++++ Material shown ++++

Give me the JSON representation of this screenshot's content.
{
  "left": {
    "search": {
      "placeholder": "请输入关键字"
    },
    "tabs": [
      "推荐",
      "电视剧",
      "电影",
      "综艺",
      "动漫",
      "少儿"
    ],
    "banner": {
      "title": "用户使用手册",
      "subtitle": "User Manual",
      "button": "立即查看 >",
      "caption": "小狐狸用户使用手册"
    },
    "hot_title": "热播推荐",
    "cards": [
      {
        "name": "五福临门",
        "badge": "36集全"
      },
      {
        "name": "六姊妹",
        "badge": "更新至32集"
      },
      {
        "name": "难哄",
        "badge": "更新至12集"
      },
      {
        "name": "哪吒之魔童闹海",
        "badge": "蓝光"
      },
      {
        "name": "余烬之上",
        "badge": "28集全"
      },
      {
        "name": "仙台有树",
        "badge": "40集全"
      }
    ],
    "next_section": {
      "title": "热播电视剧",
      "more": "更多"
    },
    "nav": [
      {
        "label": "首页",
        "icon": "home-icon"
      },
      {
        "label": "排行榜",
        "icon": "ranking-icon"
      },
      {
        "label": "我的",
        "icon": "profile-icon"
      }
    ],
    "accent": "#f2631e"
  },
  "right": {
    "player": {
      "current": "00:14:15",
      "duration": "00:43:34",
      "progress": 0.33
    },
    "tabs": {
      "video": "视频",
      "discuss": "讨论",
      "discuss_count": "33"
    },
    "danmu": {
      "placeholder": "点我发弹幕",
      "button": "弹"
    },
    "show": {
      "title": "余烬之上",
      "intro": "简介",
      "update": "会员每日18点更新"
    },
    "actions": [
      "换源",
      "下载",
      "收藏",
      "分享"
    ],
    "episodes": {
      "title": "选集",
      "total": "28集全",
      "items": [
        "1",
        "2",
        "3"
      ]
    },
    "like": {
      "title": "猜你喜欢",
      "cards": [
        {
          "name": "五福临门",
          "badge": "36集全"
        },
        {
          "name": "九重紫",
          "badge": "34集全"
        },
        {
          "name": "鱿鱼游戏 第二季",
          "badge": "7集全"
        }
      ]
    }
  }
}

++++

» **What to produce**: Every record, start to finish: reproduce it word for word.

» **Your solution**:
Give me the JSON representation of this screenshot's content.
{
  "left": {
    "search": {
      "placeholder": "请输入关键字"
    },
    "tabs": [
      "推荐",
      "电视剧",
      "电影",
      "综艺",
      "动漫",
      "少儿"
    ],
    "banner": {
      "title": "用户使用手册",
      "subtitle": "User Manual",
      "button": "立即查看 >",
      "caption": "小狐狸用户使用手册"
    },
    "hot_title": "热播推荐",
    "cards": [
      {
        "name": "五福临门",
        "badge": "36集全"
      },
      {
        "name": "六姊妹",
        "badge": "更新至32集"
      },
      {
        "name": "难哄",
        "badge": "更新至12集"
      },
      {
        "name": "哪吒之魔童闹海",
        "badge": "蓝光"
      },
      {
        "name": "余烬之上",
        "badge": "28集全"
      },
      {
        "name": "仙台有树",
        "badge": "40集全"
      }
    ],
    "next_section": {
      "title": "热播电视剧",
      "more": "更多"
    },
    "nav": [
      {
        "label": "首页",
        "icon": "home-icon"
      },
      {
        "label": "排行榜",
        "icon": "ranking-icon"
      },
      {
        "label": "我的",
        "icon": "profile-icon"
      }
    ],
    "accent": "#f2631e"
  },
  "right": {
    "player": {
      "current": "00:14:15",
      "duration": "00:43:34",
      "progress": 0.33
    },
    "tabs": {
      "video": "视频",
      "discuss": "讨论",
      "discuss_count": "33"
    },
    "danmu": {
      "placeholder": "点我发弹幕",
      "button": "弹"
    },
    "show": {
      "title": "余烬之上",
      "intro": "简介",
      "update": "会员每日18点更新"
    },
    "actions": [
      "换源",
      "下载",
      "收藏",
      "分享"
    ],
    "episodes": {
      "title": "选集",
      "total": "28集全",
      "items": [
        "1",
        "2",
        "3"
      ]
    },
    "like": {
      "title": "猜你喜欢",
      "cards": [
        {
          "name": "五福临门",
          "badge": "36集全"
        },
        {
          "name": "九重紫",
          "badge": "34集全"
        },
        {
          "name": "鱿鱼游戏 第二季",
          "badge": "7集全"
        }
      ]
    }
  }
}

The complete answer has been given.